Page and application data records:
- - - -
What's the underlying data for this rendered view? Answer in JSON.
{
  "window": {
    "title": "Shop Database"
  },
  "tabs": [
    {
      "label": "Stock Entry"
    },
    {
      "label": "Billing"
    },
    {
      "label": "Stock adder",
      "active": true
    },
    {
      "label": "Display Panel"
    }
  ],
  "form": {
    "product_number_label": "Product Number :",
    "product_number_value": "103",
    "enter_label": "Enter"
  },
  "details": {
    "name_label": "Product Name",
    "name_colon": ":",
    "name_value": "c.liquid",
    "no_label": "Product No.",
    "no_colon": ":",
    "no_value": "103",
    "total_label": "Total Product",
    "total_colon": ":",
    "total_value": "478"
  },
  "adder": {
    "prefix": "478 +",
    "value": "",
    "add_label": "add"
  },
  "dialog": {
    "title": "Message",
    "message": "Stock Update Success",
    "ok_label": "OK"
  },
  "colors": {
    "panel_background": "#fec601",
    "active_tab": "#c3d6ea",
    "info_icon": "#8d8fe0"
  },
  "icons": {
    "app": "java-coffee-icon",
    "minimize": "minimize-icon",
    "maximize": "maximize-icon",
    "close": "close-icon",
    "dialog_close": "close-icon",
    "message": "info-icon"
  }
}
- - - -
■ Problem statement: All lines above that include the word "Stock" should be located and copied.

■ Expected answer:
      "label": "Stock Entry"
      "label": "Stock adder",
    "message": "Stock Update Success",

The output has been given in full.